Theoretical physicist Paul Ginsparg is a professor at Cornell University and a fellow of the MacArthur Foundation, who created arXiv, a computer-based system for physicists and other scientists to communicate their research results.

Markus Luty is a physicist at University of California/Davis with a focus on theoretical particle physics and cosmology.  His current research is driven by the Large Hadron Collider in Geneva, Switzerland.

Radio Physics Hosts Prateek Agrawal

Nov 22, 2016

Radio Physics airs the 4th Tuesday of every month at 4:30, hosted by Patty Fox and local high school students.
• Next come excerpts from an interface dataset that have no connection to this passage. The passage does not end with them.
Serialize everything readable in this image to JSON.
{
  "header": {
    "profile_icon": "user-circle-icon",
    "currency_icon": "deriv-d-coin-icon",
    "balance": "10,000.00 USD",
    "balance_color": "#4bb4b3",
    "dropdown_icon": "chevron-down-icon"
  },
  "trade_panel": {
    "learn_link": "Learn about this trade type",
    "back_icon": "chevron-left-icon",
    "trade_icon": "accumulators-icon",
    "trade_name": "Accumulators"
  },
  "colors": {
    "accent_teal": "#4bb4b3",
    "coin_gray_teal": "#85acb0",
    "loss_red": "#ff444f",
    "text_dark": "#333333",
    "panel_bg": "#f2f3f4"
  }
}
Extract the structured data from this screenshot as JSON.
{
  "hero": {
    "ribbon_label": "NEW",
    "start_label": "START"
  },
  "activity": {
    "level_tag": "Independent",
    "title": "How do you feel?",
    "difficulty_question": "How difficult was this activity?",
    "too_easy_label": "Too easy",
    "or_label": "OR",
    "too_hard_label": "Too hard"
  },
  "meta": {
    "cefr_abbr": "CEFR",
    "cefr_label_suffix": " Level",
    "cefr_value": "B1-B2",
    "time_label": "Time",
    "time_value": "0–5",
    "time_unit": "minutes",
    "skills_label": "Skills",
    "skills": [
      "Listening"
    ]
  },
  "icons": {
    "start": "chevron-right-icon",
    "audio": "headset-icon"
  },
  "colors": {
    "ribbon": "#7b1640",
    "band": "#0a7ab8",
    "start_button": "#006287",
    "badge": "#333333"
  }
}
Jörg Schmalian is the head of the Institute for Theory of Condensed Matter at the Karlsruhe Institute of Technology where he leads a research group working on strongly correlated electron systems and complex quantum matter interested in understanding new materials with novel electric, optic, magnetic or thermal properties. Before moving to Germany, he was a full professor at Iowa State University and Senior Scientist at the Department of Energy Ames Laboratory. On this month's show, he talks to students from local high schools.

Physicist Brian Batell talks dark matter on this month's show.